By morning light, the rain had let up but the fog was so thick that it felt like you could cut through it with a knife. The fog broke around 7:30 am and we were able to explore the misty woodland environment with fresh eyes.
Even in the morning, we still didn’t have much of a view – just intermittent flashes of rolling mountain tops and the sight of a small village nestled in the valley. It seems like the fog, clouds, and haze combined forces to be a visual nuisance, as we only got glimpses of the view.
Deprived a view and threatened with heavy rains, we decided to head back down the mountain early. And since it rained heavily all night, the greenery of the forest turned a glowing sage color.
After the rainstorm, the forest seemed to take on new life and turned out to be more beautiful on the way down than on the way up. It felt like a completely different route, making the slippery and muddy hike down much more enjoyable than anticipated.
Even though we missed out on Phu Suan Sai’s greatest hiking attraction (the view), we still thoroughly enjoyed our experience and are planning to go back next season. Next time we’ll also combine this trip with overnight camping at Phu Hua Hom for the stunning morning views.
Long story short… we recommend this offbeat hike in Thailand – it’s worth the effort to get here.
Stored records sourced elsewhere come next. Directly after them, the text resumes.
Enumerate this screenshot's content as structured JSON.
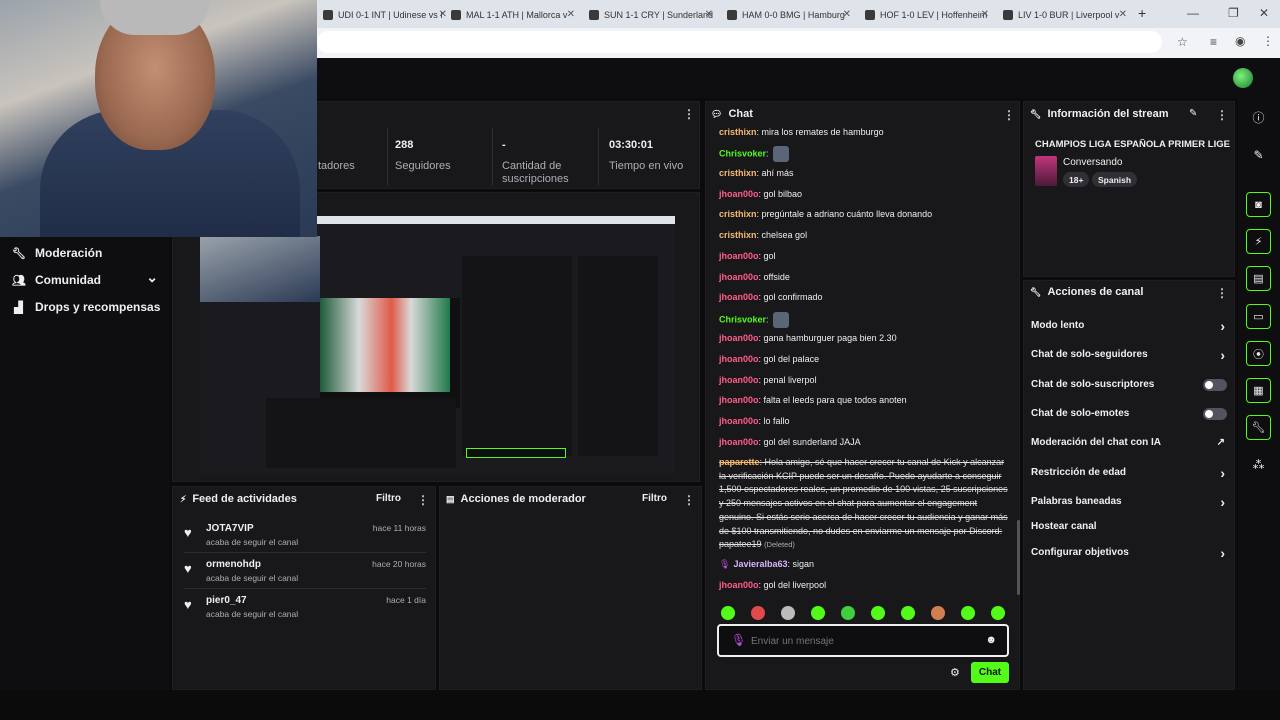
{
  "browser": {
    "tabs": [
      {
        "label": "UDI 0-1 INT | Udinese vs I"
      },
      {
        "label": "MAL 1-1 ATH | Mallorca v"
      },
      {
        "label": "SUN 1-1 CRY | Sunderland"
      },
      {
        "label": "HAM 0-0 BMG | Hamburg"
      },
      {
        "label": "HOF 1-0 LEV | Hoffenheim"
      },
      {
        "label": "LIV 1-0 BUR | Liverpool v"
      }
    ],
    "new_tab": "+"
  },
  "nav": {
    "items": [
      {
        "label": "Moderación",
        "icon": "wrench-icon"
      },
      {
        "label": "Comunidad",
        "icon": "users-icon",
        "chevron": "⌄"
      },
      {
        "label": "Drops y recompensas",
        "icon": "drops-icon"
      }
    ]
  },
  "stats": [
    {
      "value": "",
      "label": "tadores"
    },
    {
      "value": "288",
      "label": "Seguidores"
    },
    {
      "value": "-",
      "label": "Cantidad de suscripciones"
    },
    {
      "value": "03:30:01",
      "label": "Tiempo en vivo"
    }
  ],
  "activity_feed": {
    "title": "Feed de actividades",
    "filter": "Filtro",
    "items": [
      {
        "name": "JOTA7VIP",
        "time": "hace 11 horas",
        "sub": "acaba de seguir el canal"
      },
      {
        "name": "ormenohdp",
        "time": "hace 20 horas",
        "sub": "acaba de seguir el canal"
      },
      {
        "name": "pier0_47",
        "time": "hace 1 día",
        "sub": "acaba de seguir el canal"
      }
    ]
  },
  "mod_actions": {
    "title": "Acciones de moderador",
    "filter": "Filtro"
  },
  "chat": {
    "title": "Chat",
    "messages": [
      {
        "user": "cristhixn",
        "color": "#f5b971",
        "text": "mira los remates de hamburgo"
      },
      {
        "user": "Chrisvoker",
        "color": "#53fc18",
        "text": "",
        "emote": true
      },
      {
        "user": "cristhixn",
        "color": "#f5b971",
        "text": "ahí más"
      },
      {
        "user": "jhoan00o",
        "color": "#ff5c8a",
        "text": "gol bilbao"
      },
      {
        "user": "cristhixn",
        "color": "#f5b971",
        "text": "pregúntale a adriano cuánto lleva donando"
      },
      {
        "user": "cristhixn",
        "color": "#f5b971",
        "text": "chelsea gol"
      },
      {
        "user": "jhoan00o",
        "color": "#ff5c8a",
        "text": "gol"
      },
      {
        "user": "jhoan00o",
        "color": "#ff5c8a",
        "text": "offside"
      },
      {
        "user": "jhoan00o",
        "color": "#ff5c8a",
        "text": "gol confirmado"
      },
      {
        "user": "Chrisvoker",
        "color": "#53fc18",
        "text": "",
        "emote": true
      },
      {
        "user": "jhoan00o",
        "color": "#ff5c8a",
        "text": "gana hamburguer paga bien 2.30"
      },
      {
        "user": "jhoan00o",
        "color": "#ff5c8a",
        "text": "gol del palace"
      },
      {
        "user": "jhoan00o",
        "color": "#ff5c8a",
        "text": "penal liverpol"
      },
      {
        "user": "jhoan00o",
        "color": "#ff5c8a",
        "text": "falta el leeds para que todos anoten"
      },
      {
        "user": "jhoan00o",
        "color": "#ff5c8a",
        "text": "lo fallo"
      },
      {
        "user": "jhoan00o",
        "color": "#ff5c8a",
        "text": "gol del sunderland JAJA"
      }
    ],
    "deleted_message": {
      "user": "paparette",
      "color": "#f5b971",
      "text": "Hola amigo, sé que hacer crecer tu canal de Kick y alcanzar la verificación KCIP puede ser un desafío. Puedo ayudarte a conseguir 1,500 espectadores reales, un promedio de 100 vistas, 25 suscripciones y 250 mensajes activos en el chat para aumentar el engagement genuino. Si estás serio acerca de hacer crecer tu audiencia y ganar más de $100 transmitiendo, no dudes en enviarme un mensaje por Discord: papatee19",
      "tag": "(Deleted)"
    },
    "after": [
      {
        "user": "Javieralba63",
        "color": "#d9b3ff",
        "text": "sigan",
        "badge": true
      },
      {
        "user": "jhoan00o",
        "color": "#ff5c8a",
        "text": "gol del liverpool"
      }
    ],
    "input_placeholder": "Enviar un mensaje",
    "send_label": "Chat"
  },
  "stream_info": {
    "title": "Información del stream",
    "stream_title": "CHAMPIOS LIGA ESPAÑOLA PRIMER LIGE",
    "category": "Conversando",
    "badges": [
      "18+",
      "Spanish"
    ]
  },
  "channel_actions": {
    "title": "Acciones de canal",
    "items": [
      {
        "label": "Modo lento",
        "control": "chevron"
      },
      {
        "label": "Chat de solo-seguidores",
        "control": "chevron"
      },
      {
        "label": "Chat de solo-suscriptores",
        "control": "toggle"
      },
      {
        "label": "Chat de solo-emotes",
        "control": "toggle"
      },
      {
        "label": "Moderación del chat con IA",
        "control": "external"
      },
      {
        "label": "Restricción de edad",
        "control": "chevron"
      },
      {
        "label": "Palabras baneadas",
        "control": "chevron"
      },
      {
        "label": "Hostear canal",
        "control": "none"
      },
      {
        "label": "Configurar objetivos",
        "control": "chevron"
      }
    ]
  },
  "colors": {
    "accent": "#53fc18",
    "panel": "#18181b",
    "background": "#0e0e10"
  }
}
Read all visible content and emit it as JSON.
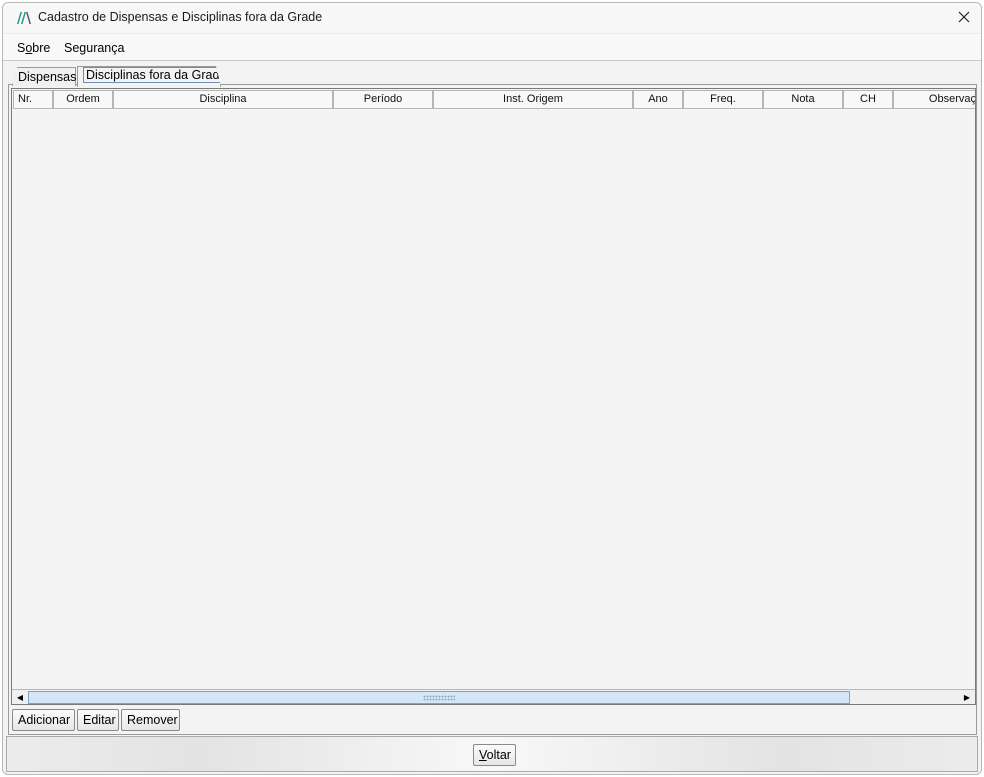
{
  "window": {
    "title": "Cadastro de Dispensas e Disciplinas fora da Grade",
    "icon": "app-logo-icon",
    "close_glyph": "✕"
  },
  "menu": {
    "items": [
      {
        "label_pre": "S",
        "mnemonic": "o",
        "label_post": "bre"
      },
      {
        "label_pre": "Segurança",
        "mnemonic": "",
        "label_post": ""
      }
    ]
  },
  "tabs": [
    {
      "label": "Dispensas",
      "active": false
    },
    {
      "label": "Disciplinas fora da Grade",
      "active": true
    }
  ],
  "table": {
    "columns": [
      "Nr.",
      "Ordem",
      "Disciplina",
      "Período",
      "Inst. Origem",
      "Ano",
      "Freq.",
      "Nota",
      "CH",
      "Observaç"
    ],
    "rows": []
  },
  "scrollbar": {
    "left_arrow": "◀",
    "right_arrow": "▶"
  },
  "actions": {
    "add_label": "Adicionar",
    "edit_label": "Editar",
    "remove_label": "Remover"
  },
  "footer": {
    "back_mnemonic": "V",
    "back_rest": "oltar"
  },
  "colors": {
    "accent": "#1a9a8a",
    "thumb": "#d5e7f6"
  }
}
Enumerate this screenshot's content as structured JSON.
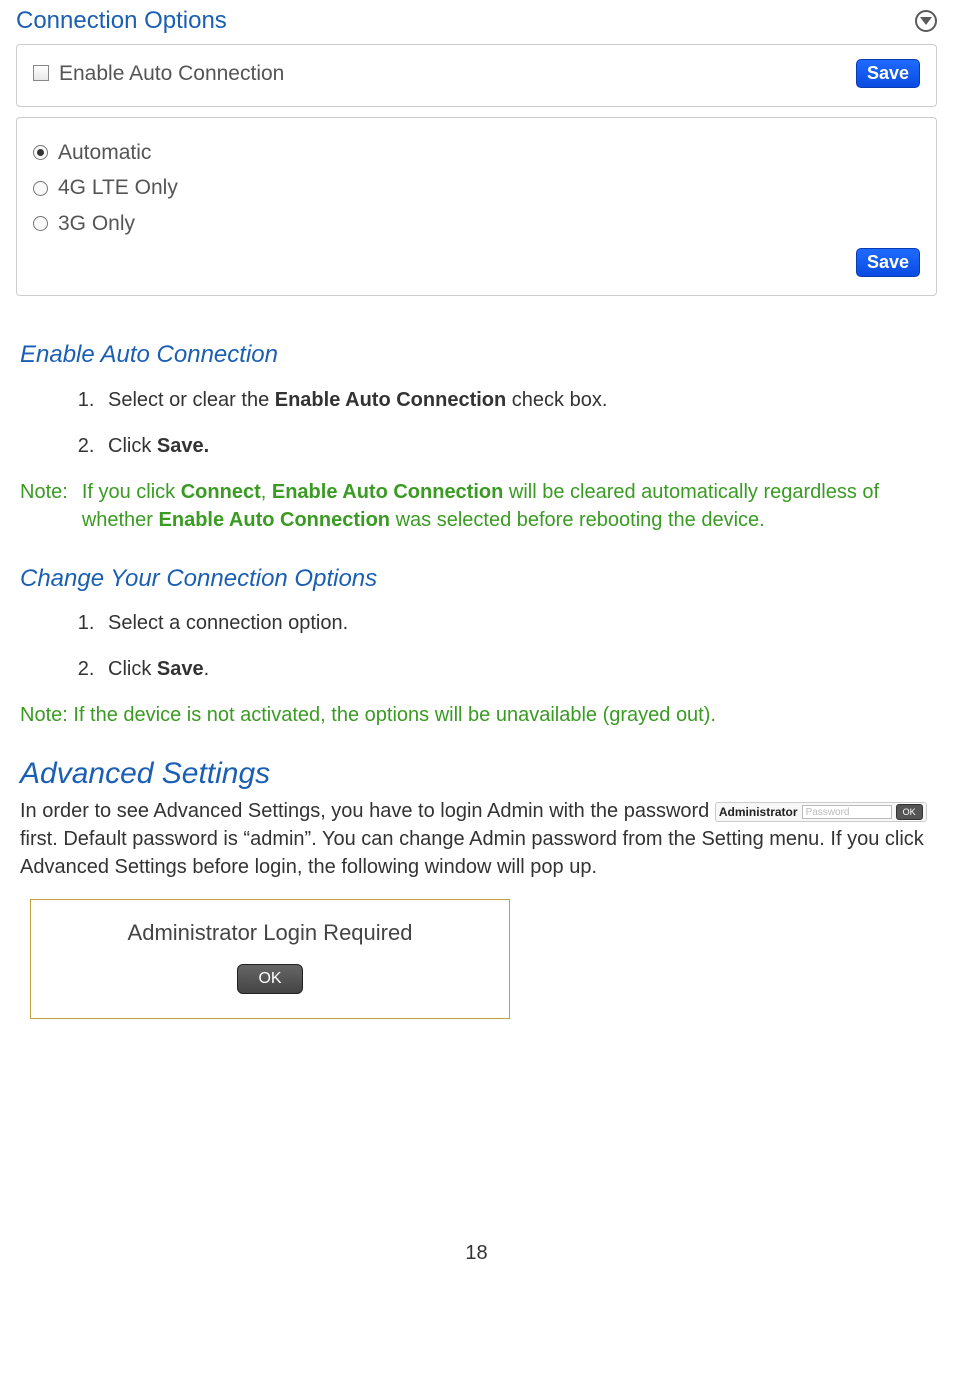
{
  "panel": {
    "title": "Connection Options",
    "auto_label": "Enable Auto Connection",
    "save_label": "Save",
    "options": {
      "automatic": "Automatic",
      "lte": "4G LTE Only",
      "g3": "3G Only"
    }
  },
  "section1": {
    "heading": "Enable Auto Connection",
    "step1_pre": "Select or clear the ",
    "step1_bold": "Enable Auto Connection",
    "step1_post": " check box.",
    "step2_pre": "Click ",
    "step2_bold": "Save."
  },
  "note1": {
    "prefix": "Note:",
    "t1": "If you click ",
    "b1": "Connect",
    "t2": ", ",
    "b2": "Enable Auto Connection",
    "t3": " will be cleared automatically regardless of whether ",
    "b3": "Enable Auto Connection",
    "t4": " was selected before rebooting the device."
  },
  "section2": {
    "heading": "Change Your Connection Options",
    "step1": "Select a connection option.",
    "step2_pre": "Click ",
    "step2_bold": "Save",
    "step2_post": "."
  },
  "note2": "Note: If the device is not activated, the options will be unavailable (grayed out).",
  "adv": {
    "heading": "Advanced Settings",
    "p_pre": "In order to see Advanced Settings, you have to login Admin with the password ",
    "login_label": "Administrator",
    "login_placeholder": "Password",
    "login_ok": "OK",
    "p_post": "first.  Default password is “admin”.  You can change Admin password from the Setting menu.  If you click Advanced Settings before login, the following window will pop up."
  },
  "popup": {
    "title": "Administrator Login Required",
    "ok": "OK"
  },
  "page_number": "18"
}
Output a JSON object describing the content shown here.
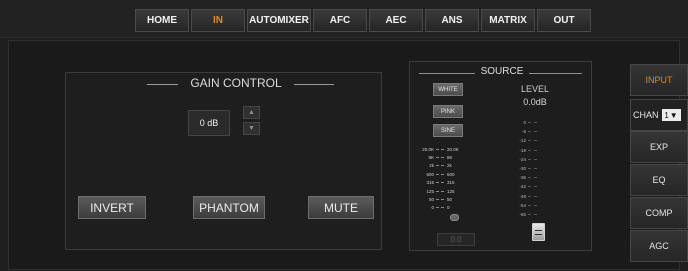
{
  "nav": {
    "tabs": [
      {
        "label": "HOME",
        "active": false
      },
      {
        "label": "IN",
        "active": true
      },
      {
        "label": "AUTOMIXER",
        "active": false
      },
      {
        "label": "AFC",
        "active": false
      },
      {
        "label": "AEC",
        "active": false
      },
      {
        "label": "ANS",
        "active": false
      },
      {
        "label": "MATRIX",
        "active": false
      },
      {
        "label": "OUT",
        "active": false
      }
    ]
  },
  "gain": {
    "title": "GAIN CONTROL",
    "value": "0 dB",
    "up_glyph": "▲",
    "down_glyph": "▼",
    "buttons": {
      "invert": "INVERT",
      "phantom": "PHANTOM",
      "mute": "MUTE"
    }
  },
  "source": {
    "title": "SOURCE",
    "buttons": {
      "white": "WHITE",
      "pink": "PINK",
      "sine": "SINE"
    },
    "freq_scale": [
      {
        "left": "20.0K",
        "right": "20.0K"
      },
      {
        "left": "8K",
        "right": "8K"
      },
      {
        "left": "2k",
        "right": "2k"
      },
      {
        "left": "600",
        "right": "600"
      },
      {
        "left": "315",
        "right": "315"
      },
      {
        "left": "125",
        "right": "125"
      },
      {
        "left": "50",
        "right": "50"
      },
      {
        "left": "0",
        "right": "0"
      }
    ],
    "freq_readout": "0.0",
    "level": {
      "label": "LEVEL",
      "value": "0.0dB",
      "scale": [
        "0",
        "-6",
        "-12",
        "-18",
        "-24",
        "-30",
        "-36",
        "-42",
        "-48",
        "-54",
        "-60"
      ]
    }
  },
  "side": {
    "input_label": "INPUT",
    "chan_label": "CHAN",
    "chan_value": "1",
    "chan_arrow": "▼",
    "exp_label": "EXP",
    "eq_label": "EQ",
    "comp_label": "COMP",
    "agc_label": "AGC"
  },
  "colors": {
    "accent": "#e08a1e",
    "background": "#1f1f1f",
    "panel_border": "#3c3c3c"
  }
}
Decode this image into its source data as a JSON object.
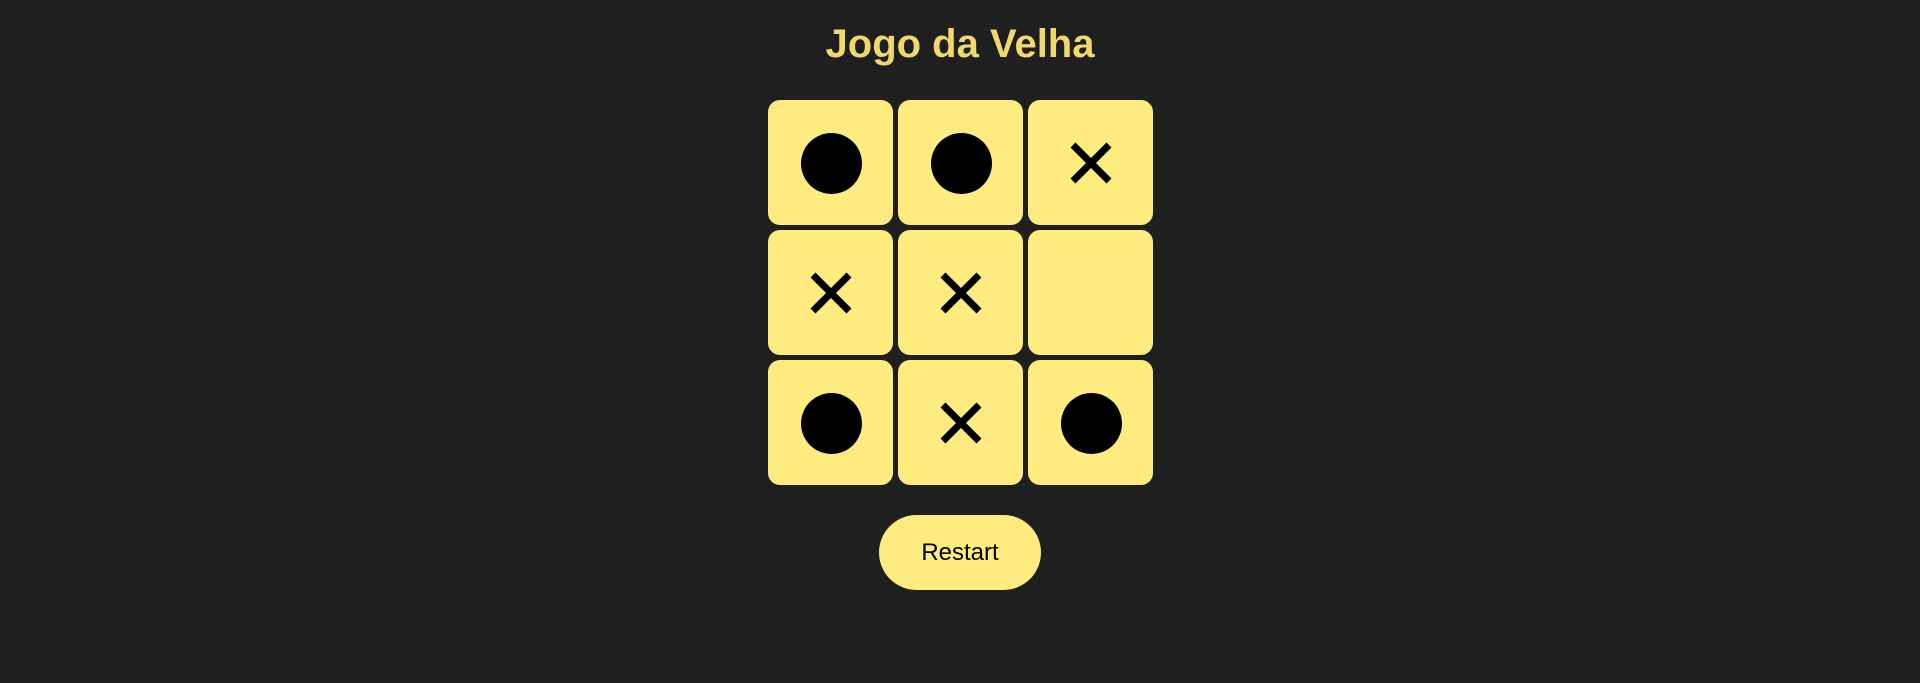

And if you do decide to visit Phu Suan Sai, please consider spending a night in Ban Muang Phrae as well – it’s a charming little village.
On the drive back to Mueang Loei, rural mountain roads weave through a variety of small villages. Roughly 25 minutes away from Phu Suan Sai, we ended stopping at an ancient Buddhist temple in the village of Saeng Pha, called Wat Si Po Chai.
There’s not a whole lot to see at this temple, but it’s definitely worth the stop to admire the architecture and history of the place – it’s over 470 years old.
#1: Phu Suan Sai National Park is only open for hiking from December through February. According to the rangers, the best weather (for clear views) is typically between the last week of December and the first week of January.
#2: The top campground has a reliable rain water collection system, so you won’t need to bring a lot of water with you. Just bring a water purifier (like the Grayl bottle) and you’ll have access to plenty of clean water – there’s no other water source outside of the collected rain water.
#3: If you’re taking a motorbike to Phu Suan Sai, the backroads (vs the main highway) offer much better views and less traffic. Just be aware that traditional gas stations are non-existent. There’s only small self-service stations outside of people’s homes in small villages. Make sure to bring enough small bills with you, as there’s no change for larger bills.
#4: The rangers / guides at Phu Suan Sai don’t speak English, so you’ll need to go with a Thai speaking friend or an extra guide (non-ranger) that can translate for you. As for rangers, we highly recommend booking Num in advance – he was patient, understanding, and kind.